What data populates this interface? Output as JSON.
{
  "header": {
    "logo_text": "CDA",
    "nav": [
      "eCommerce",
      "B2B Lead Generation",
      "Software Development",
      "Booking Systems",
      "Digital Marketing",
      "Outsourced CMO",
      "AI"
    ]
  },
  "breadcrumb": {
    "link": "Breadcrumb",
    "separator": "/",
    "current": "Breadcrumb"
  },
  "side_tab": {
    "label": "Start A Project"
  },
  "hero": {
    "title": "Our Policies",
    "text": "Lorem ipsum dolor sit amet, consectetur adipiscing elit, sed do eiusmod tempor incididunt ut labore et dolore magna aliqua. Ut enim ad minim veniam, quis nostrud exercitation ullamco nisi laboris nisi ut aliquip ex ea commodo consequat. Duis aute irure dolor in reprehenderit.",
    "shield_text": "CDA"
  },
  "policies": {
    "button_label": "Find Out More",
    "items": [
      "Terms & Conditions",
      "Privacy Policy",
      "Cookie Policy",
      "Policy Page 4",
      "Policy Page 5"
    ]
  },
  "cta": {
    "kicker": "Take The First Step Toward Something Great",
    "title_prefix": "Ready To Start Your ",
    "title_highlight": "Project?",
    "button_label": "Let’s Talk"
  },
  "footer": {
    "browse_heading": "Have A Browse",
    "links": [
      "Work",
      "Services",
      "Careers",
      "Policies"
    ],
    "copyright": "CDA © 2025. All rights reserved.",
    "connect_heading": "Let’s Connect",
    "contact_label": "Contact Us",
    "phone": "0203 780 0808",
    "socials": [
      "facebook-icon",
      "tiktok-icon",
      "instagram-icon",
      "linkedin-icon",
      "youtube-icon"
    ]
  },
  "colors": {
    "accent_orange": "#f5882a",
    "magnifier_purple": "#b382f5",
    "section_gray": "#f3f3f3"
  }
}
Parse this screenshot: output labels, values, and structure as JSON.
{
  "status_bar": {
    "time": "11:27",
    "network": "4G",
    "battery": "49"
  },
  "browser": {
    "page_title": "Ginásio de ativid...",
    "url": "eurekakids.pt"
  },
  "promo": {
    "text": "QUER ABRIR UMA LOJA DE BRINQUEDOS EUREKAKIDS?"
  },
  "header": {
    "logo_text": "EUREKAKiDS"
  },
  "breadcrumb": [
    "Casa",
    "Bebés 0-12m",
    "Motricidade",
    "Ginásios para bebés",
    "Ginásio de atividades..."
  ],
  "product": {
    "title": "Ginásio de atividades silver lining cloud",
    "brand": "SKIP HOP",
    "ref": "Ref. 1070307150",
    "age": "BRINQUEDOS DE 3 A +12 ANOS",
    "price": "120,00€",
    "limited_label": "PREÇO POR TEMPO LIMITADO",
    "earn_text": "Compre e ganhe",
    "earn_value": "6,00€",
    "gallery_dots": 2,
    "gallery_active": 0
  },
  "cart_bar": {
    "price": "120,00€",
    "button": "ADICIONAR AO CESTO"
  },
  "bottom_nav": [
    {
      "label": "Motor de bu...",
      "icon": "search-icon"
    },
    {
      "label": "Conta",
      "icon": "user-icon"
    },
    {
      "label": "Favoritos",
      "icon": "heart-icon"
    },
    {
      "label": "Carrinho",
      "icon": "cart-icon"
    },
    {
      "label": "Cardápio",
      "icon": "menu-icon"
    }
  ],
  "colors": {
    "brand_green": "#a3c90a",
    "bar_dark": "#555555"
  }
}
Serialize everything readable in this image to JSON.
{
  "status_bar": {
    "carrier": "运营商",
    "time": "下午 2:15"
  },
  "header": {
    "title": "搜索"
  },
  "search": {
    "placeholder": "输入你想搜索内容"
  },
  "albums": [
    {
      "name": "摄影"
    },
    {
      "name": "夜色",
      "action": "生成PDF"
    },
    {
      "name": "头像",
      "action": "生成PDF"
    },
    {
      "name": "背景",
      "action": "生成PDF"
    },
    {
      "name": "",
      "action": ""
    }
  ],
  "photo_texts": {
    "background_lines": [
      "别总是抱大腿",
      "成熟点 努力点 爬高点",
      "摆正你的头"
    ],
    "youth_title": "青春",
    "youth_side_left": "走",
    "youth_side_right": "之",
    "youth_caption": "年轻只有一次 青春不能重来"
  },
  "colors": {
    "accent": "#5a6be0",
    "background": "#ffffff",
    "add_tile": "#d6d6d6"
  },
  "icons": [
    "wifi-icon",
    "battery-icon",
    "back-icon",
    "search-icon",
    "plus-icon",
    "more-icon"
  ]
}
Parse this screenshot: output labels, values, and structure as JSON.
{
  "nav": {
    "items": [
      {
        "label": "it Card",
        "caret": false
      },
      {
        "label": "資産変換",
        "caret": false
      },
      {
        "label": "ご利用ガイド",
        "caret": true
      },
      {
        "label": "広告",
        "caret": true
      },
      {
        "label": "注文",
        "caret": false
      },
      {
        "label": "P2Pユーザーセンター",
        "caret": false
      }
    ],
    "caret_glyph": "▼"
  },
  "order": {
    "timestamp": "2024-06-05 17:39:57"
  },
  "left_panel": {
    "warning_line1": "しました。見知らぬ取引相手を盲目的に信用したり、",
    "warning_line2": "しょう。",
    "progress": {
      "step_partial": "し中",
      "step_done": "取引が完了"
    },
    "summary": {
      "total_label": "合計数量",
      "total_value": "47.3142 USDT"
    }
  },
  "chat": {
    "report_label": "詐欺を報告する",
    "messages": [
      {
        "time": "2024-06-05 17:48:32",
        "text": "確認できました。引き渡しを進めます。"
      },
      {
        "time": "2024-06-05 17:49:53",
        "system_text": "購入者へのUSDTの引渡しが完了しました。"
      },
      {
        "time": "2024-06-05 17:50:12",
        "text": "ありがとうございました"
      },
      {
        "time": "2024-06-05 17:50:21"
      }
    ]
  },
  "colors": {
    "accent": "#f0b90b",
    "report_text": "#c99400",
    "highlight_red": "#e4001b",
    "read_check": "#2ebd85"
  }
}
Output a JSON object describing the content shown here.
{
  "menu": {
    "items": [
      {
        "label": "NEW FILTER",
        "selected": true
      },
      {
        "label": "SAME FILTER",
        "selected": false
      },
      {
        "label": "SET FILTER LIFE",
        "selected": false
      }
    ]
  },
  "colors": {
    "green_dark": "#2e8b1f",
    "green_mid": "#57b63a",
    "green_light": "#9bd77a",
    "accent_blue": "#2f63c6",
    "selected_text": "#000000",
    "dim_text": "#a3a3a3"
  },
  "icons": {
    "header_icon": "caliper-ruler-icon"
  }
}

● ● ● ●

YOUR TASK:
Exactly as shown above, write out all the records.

RESPONSE TO THIS TASK:
What data populates this interface? Output as JSON.
{
  "header": {
    "logo_text": "CDA",
    "nav": [
      "eCommerce",
      "B2B Lead Generation",
      "Software Development",
      "Booking Systems",
      "Digital Marketing",
      "Outsourced CMO",
      "AI"
    ]
  },
  "breadcrumb": {
    "link": "Breadcrumb",
    "separator": "/",
    "current": "Breadcrumb"
  },
  "side_tab": {
    "label": "Start A Project"
  },
  "hero": {
    "title": "Our Policies",
    "text": "Lorem ipsum dolor sit amet, consectetur adipiscing elit, sed do eiusmod tempor incididunt ut labore et dolore magna aliqua. Ut enim ad minim veniam, quis nostrud exercitation ullamco nisi laboris nisi ut aliquip ex ea commodo consequat. Duis aute irure dolor in reprehenderit.",
    "shield_text": "CDA"
  },
  "policies": {
    "button_label": "Find Out More",
    "items": [
      "Terms & Conditions",
      "Privacy Policy",
      "Cookie Policy",
      "Policy Page 4",
      "Policy Page 5"
    ]
  },
  "cta": {
    "kicker": "Take The First Step Toward Something Great",
    "title_prefix": "Ready To Start Your ",
    "title_highlight": "Project?",
    "button_label": "Let’s Talk"
  },
  "footer": {
    "browse_heading": "Have A Browse",
    "links": [
      "Work",
      "Services",
      "Careers",
      "Policies"
    ],
    "copyright": "CDA © 2025. All rights reserved.",
    "connect_heading": "Let’s Connect",
    "contact_label": "Contact Us",
    "phone": "0203 780 0808",
    "socials": [
      "facebook-icon",
      "tiktok-icon",
      "instagram-icon",
      "linkedin-icon",
      "youtube-icon"
    ]
  },
  "colors": {
    "accent_orange": "#f5882a",
    "magnifier_purple": "#b382f5",
    "section_gray": "#f3f3f3"
  }
}
Parse this screenshot: output labels, values, and structure as JSON.
{
  "status_bar": {
    "time": "11:27",
    "network": "4G",
    "battery": "49"
  },
  "browser": {
    "page_title": "Ginásio de ativid...",
    "url": "eurekakids.pt"
  },
  "promo": {
    "text": "QUER ABRIR UMA LOJA DE BRINQUEDOS EUREKAKIDS?"
  },
  "header": {
    "logo_text": "EUREKAKiDS"
  },
  "breadcrumb": [
    "Casa",
    "Bebés 0-12m",
    "Motricidade",
    "Ginásios para bebés",
    "Ginásio de atividades..."
  ],
  "product": {
    "title": "Ginásio de atividades silver lining cloud",
    "brand": "SKIP HOP",
    "ref": "Ref. 1070307150",
    "age": "BRINQUEDOS DE 3 A +12 ANOS",
    "price": "120,00€",
    "limited_label": "PREÇO POR TEMPO LIMITADO",
    "earn_text": "Compre e ganhe",
    "earn_value": "6,00€",
    "gallery_dots": 2,
    "gallery_active": 0
  },
  "cart_bar": {
    "price": "120,00€",
    "button": "ADICIONAR AO CESTO"
  },
  "bottom_nav": [
    {
      "label": "Motor de bu...",
      "icon": "search-icon"
    },
    {
      "label": "Conta",
      "icon": "user-icon"
    },
    {
      "label": "Favoritos",
      "icon": "heart-icon"
    },
    {
      "label": "Carrinho",
      "icon": "cart-icon"
    },
    {
      "label": "Cardápio",
      "icon": "menu-icon"
    }
  ],
  "colors": {
    "brand_green": "#a3c90a",
    "bar_dark": "#555555"
  }
}
Serialize everything readable in this image to JSON.
{
  "status_bar": {
    "carrier": "运营商",
    "time": "下午 2:15"
  },
  "header": {
    "title": "搜索"
  },
  "search": {
    "placeholder": "输入你想搜索内容"
  },
  "albums": [
    {
      "name": "摄影"
    },
    {
      "name": "夜色",
      "action": "生成PDF"
    },
    {
      "name": "头像",
      "action": "生成PDF"
    },
    {
      "name": "背景",
      "action": "生成PDF"
    },
    {
      "name": "",
      "action": ""
    }
  ],
  "photo_texts": {
    "background_lines": [
      "别总是抱大腿",
      "成熟点 努力点 爬高点",
      "摆正你的头"
    ],
    "youth_title": "青春",
    "youth_side_left": "走",
    "youth_side_right": "之",
    "youth_caption": "年轻只有一次 青春不能重来"
  },
  "colors": {
    "accent": "#5a6be0",
    "background": "#ffffff",
    "add_tile": "#d6d6d6"
  },
  "icons": [
    "wifi-icon",
    "battery-icon",
    "back-icon",
    "search-icon",
    "plus-icon",
    "more-icon"
  ]
}
Parse this screenshot: output labels, values, and structure as JSON.
{
  "nav": {
    "items": [
      {
        "label": "it Card",
        "caret": false
      },
      {
        "label": "資産変換",
        "caret": false
      },
      {
        "label": "ご利用ガイド",
        "caret": true
      },
      {
        "label": "広告",
        "caret": true
      },
      {
        "label": "注文",
        "caret": false
      },
      {
        "label": "P2Pユーザーセンター",
        "caret": false
      }
    ],
    "caret_glyph": "▼"
  },
  "order": {
    "timestamp": "2024-06-05 17:39:57"
  },
  "left_panel": {
    "warning_line1": "しました。見知らぬ取引相手を盲目的に信用したり、",
    "warning_line2": "しょう。",
    "progress": {
      "step_partial": "し中",
      "step_done": "取引が完了"
    },
    "summary": {
      "total_label": "合計数量",
      "total_value": "47.3142 USDT"
    }
  },
  "chat": {
    "report_label": "詐欺を報告する",
    "messages": [
      {
        "time": "2024-06-05 17:48:32",
        "text": "確認できました。引き渡しを進めます。"
      },
      {
        "time": "2024-06-05 17:49:53",
        "system_text": "購入者へのUSDTの引渡しが完了しました。"
      },
      {
        "time": "2024-06-05 17:50:12",
        "text": "ありがとうございました"
      },
      {
        "time": "2024-06-05 17:50:21"
      }
    ]
  },
  "colors": {
    "accent": "#f0b90b",
    "report_text": "#c99400",
    "highlight_red": "#e4001b",
    "read_check": "#2ebd85"
  }
}
Output a JSON object describing the content shown here.
{
  "menu": {
    "items": [
      {
        "label": "NEW FILTER",
        "selected": true
      },
      {
        "label": "SAME FILTER",
        "selected": false
      },
      {
        "label": "SET FILTER LIFE",
        "selected": false
      }
    ]
  },
  "colors": {
    "green_dark": "#2e8b1f",
    "green_mid": "#57b63a",
    "green_light": "#9bd77a",
    "accent_blue": "#2f63c6",
    "selected_text": "#000000",
    "dim_text": "#a3a3a3"
  },
  "icons": {
    "header_icon": "caliper-ruler-icon"
  }
}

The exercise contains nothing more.